Canvas tents are well known to be brilliant at stopping the rain and elements getting in to the tent. But it’s easy to forget that, like all good things, canvas needs to be cared for to make sure that your nights under the stars continue to be dry.
And if you’ve ever ended up with a sodden canvas tent and started picking up on the smell of mildew not long after, you’ll be able to share the common regret of not taking the simple steps to properly waterproof the tent.
If you’re looking for how to waterproof your canvas tent just after you’ve bought it, or if you’re starting to see a few leaks appear in an older tent, you’ve come to the right place.
Read on to find the five steps to waterproofing your canvas tent.
Looking to have a camping adventure soon? Check our our reviews of the best canvas tent.
Seasoning a canvas tent just after you’ve bought it
When you first buy a canvas tent, it is often not fully waterproof out of the box. This is due to the micro pinholes in the fabric leaving room for water to leak into the tent at night.
This does depend on the manufacturer. Some tent manufacturers take the time to properly treat each tent before it is sent to market. Nevertheless, many manufacturers do not do an adequate job and you certainly don’t want to find out when you’re camping that they may have overpromised on the waterproofing.
What can we do to combat these leaks? Enter “seasoning”.
Seasoning a canvas tent is when you repeatedly soak and dry your canvas tent. This helps seal up the micro pinholes in the canvas and completes the waterproofing process.
After you have treated the canvas tent it will be able to stand up to heavy rain and difficult weather conditions that canvas tents are well known for.
To season your canvas tent, you should:
- Set up your tent
- Set up a hose connected to a cold water supply
- Spray your tent with the hose, making sure you hit all the fabric
- Wait for the tent to dry
- Repeat the process a couple more times
Waterproofing a canvas tent
While your canvas tent should be waterproof for a good while after seasoning it, after a while you will start to get pin leaks and the tent will need an another waterproofing treatment.
This regular treatment should be in the form of a silicone based waterproofing spray. A popular choice of silicone waterproofing sprays is the Kiwi Camp Dry spray, although any silicone spray should work well.
The one exception here is very large canvas tents where you may need several bottles to cover it completely. Some people find that they prefer a more budget friendly option of buying a bottle of concentrate and mixing it with water.
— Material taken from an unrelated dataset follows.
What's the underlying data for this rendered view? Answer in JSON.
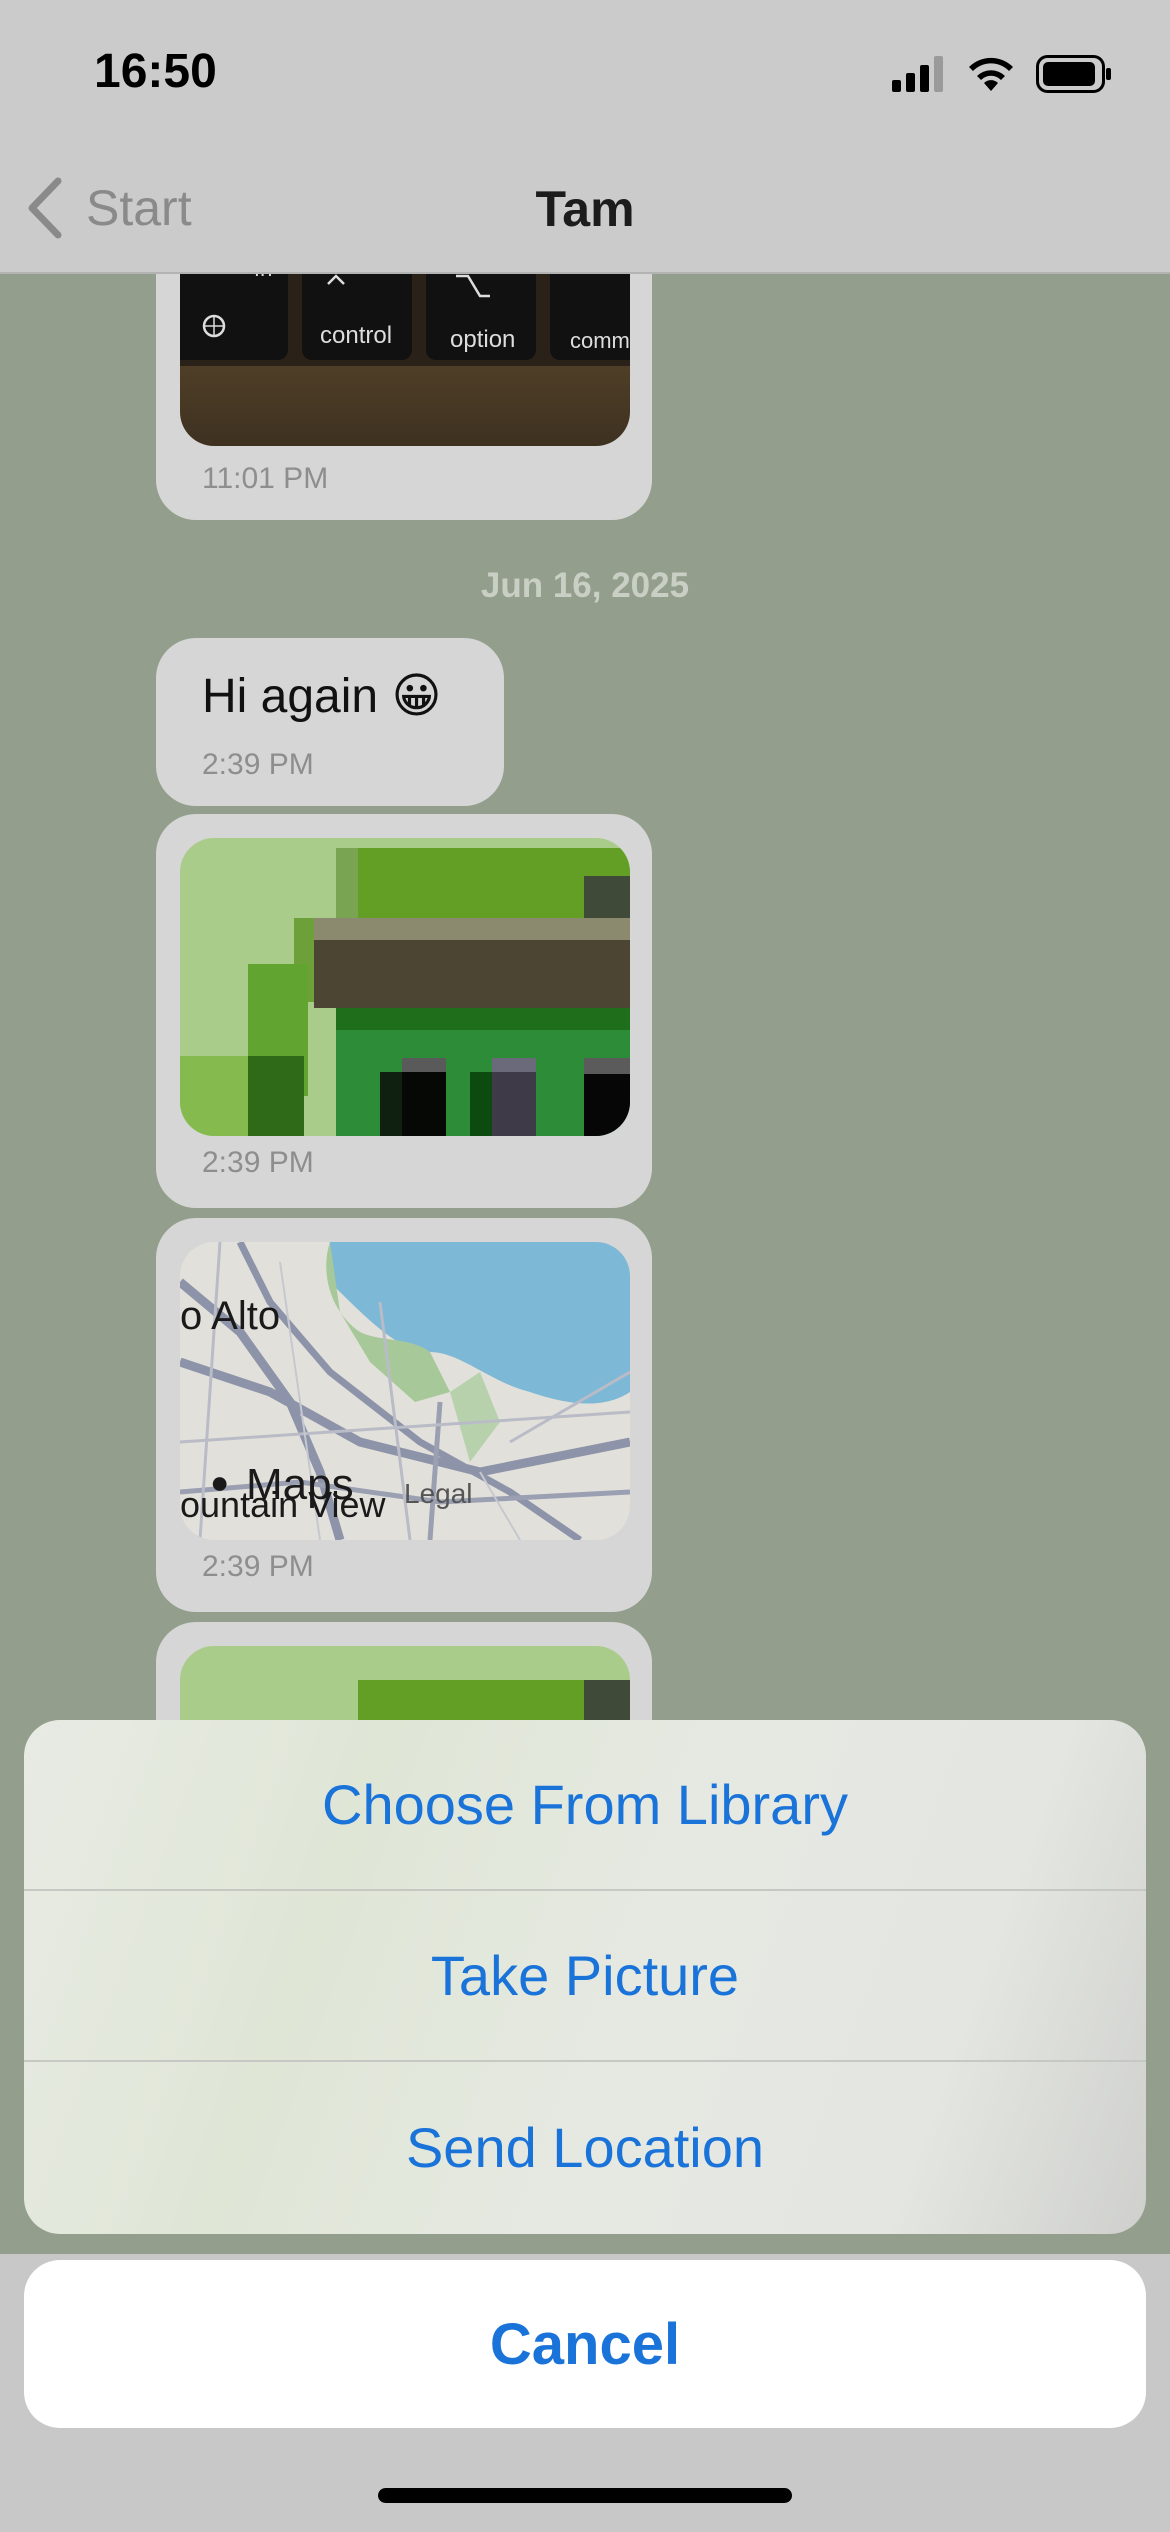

It’s important to note that the spray must be silicone based. Other types of waterproofing products, such as the Canvak spray, can degrade some of the treatments that manufacturers apply and can affect the breathability of the canvas. For instance, Canvak is not compatible with Kodiak tents which come with a Hydra-Shield waterproofing solution.
To waterproof your canvas tent:
- Set up your canvas tent
- If dirty, clean your canvas tent with soap and water and leave it to dry
- Shake the waterproofing spray can well
- Spray the tent evenly with a light coat. Make sure to get it over the seams and any other common areas to leak on the tent. You may need a ladder for very large tents.
- Leave your tent to fully dry before using it or packing it away
You can also apply a second coating around 4 hours after the first if you are wanting maximum protection from the elements.
How waterproof does the tent get after treating it?
While this does depend on the tent, canvas tents are famed for their excellent waterproofing abilities.
Generally, after seasoning and waterproofing a canvas tent, you should expect to stay completely dry inside the tent, even during heavy rain.
How often should you waterproof your tent?
Typically, the full waterproofing steps should take care of any leaks and you shouldn’t have to retreat the tent often.
That being said, there’s two cases where you may have to retreat the tent more often. The first of these are for those who live in rainy areas – for obvious reasons.
The second of these is for those who live in very sunny areas. The UV rays of the sun can damage the coating of tents, much like it does to our skin.
For both of these cases, a seasoning and waterproofing treatment every 6 – 12 months works well.
If you’re camping somewhere which has fairer weather then you should be able to get away with only treating the tent every couple of years, although making it an annual event may be the most sensible course of action.
If you do forget to look after the tent, the canvas tends to start pulling tightly to one corner and can leave the tent comprimised when the weather gets bad.